A GM spokeswoman confirmed news of the investment, which was first reported this afternoon by the New York Times, but declined to offer further details until a news release is issued Friday morning. Sastry declined to comment until the news release is issued.
GM's decision to invest in Sakti3 is the latest show of confidence in the startup company, which has about 20 employees at its office on Victors Way.
Sakti3 earlier this year landed $7 million in venture capital from renowned clean tech investor Khosla Ventures and investment firm Beringea, which manages part of the $150 million Invest Michigan Growth Capital Fund.
"This is a critical phase in the growth of any high-tech company -- the recruitment of new partners and the development of the capability to build prototypes at a larger scale," Sastry told AnnArbor.com in April. "Our plan now is to keep our heads down and to keep developing our technology and to spend these funds wisely so we can get the prototypes to customers."
The New York Times reported that Sakti3's batteries would "replace the standard liquid electrolyte and electrodes with solids," boasting "the potential of doubling energy density, enabling smaller and more powerful packs that offer electric cars greater range."
"The technology that Sakti3 is working on is very innovative," GM Ventures President Jon Lauckner told the New York Times. "It's quite different from standard electrochemical cells and it's a technology not in the marketplace today. It has the potential of being a real game changer going forward."
GM already had a research partnership with Sakti3 and has enrolled dozens of its own engineers in Sastry's energy systems engineering master's program at U-M.
For GM, the partnership is practical: The automaker needs to lower the cost of advanced batteries to make electric vehicles affordable to the middle class. GM announced this summer that this November it would start selling the Chevrolet Volt, an extended-range electric vehicle, at a suggested retail price of $41,000.
The Volt uses a 400-pound lithium-ion battery pack to store electricity, allowing the vehicle to travel up to 40 miles without using petroleum until a gasoline-powered generator kicks in and recharges the battery, allowing the car to continue traveling.
GM and other automakers like Nissan, which is introducing the all-electric Leaf later this year, must lower the cost and size of electric vehicles.
"I think it becomes a volume issue," U-M Transportation Research Institute analyst Bruce Belzowski said in July. "As the economies of scale kick in, the price of the components will go down, but there is a certain amount of engineering, continuous improvement that will be a part of that as well."
Sakti3 in 2008 received a $2.3 million tax credit from the Michigan Economic Development Corp.'s Michigan Economic Growth Authority Board to support its growth plan.
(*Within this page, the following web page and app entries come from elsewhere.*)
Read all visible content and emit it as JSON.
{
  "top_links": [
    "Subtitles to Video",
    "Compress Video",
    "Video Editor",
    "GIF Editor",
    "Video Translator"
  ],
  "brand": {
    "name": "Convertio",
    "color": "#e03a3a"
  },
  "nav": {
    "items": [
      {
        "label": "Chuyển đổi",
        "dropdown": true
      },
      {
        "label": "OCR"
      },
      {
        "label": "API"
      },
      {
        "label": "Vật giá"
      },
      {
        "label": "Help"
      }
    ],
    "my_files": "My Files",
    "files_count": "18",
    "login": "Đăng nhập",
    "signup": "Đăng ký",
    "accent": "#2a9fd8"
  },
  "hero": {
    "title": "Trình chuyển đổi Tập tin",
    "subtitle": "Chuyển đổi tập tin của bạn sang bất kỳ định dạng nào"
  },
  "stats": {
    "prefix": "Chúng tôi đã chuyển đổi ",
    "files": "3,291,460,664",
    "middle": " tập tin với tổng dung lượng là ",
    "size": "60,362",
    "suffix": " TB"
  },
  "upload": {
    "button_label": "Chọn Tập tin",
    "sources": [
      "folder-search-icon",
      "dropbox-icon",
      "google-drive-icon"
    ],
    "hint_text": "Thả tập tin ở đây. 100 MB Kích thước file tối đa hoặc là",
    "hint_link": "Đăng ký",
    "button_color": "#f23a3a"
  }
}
The company, which later received a separate $3 million award from the MEDC's Centers of Energy Excellence program, said in 2008 that it would hire 112 workers over the next several years.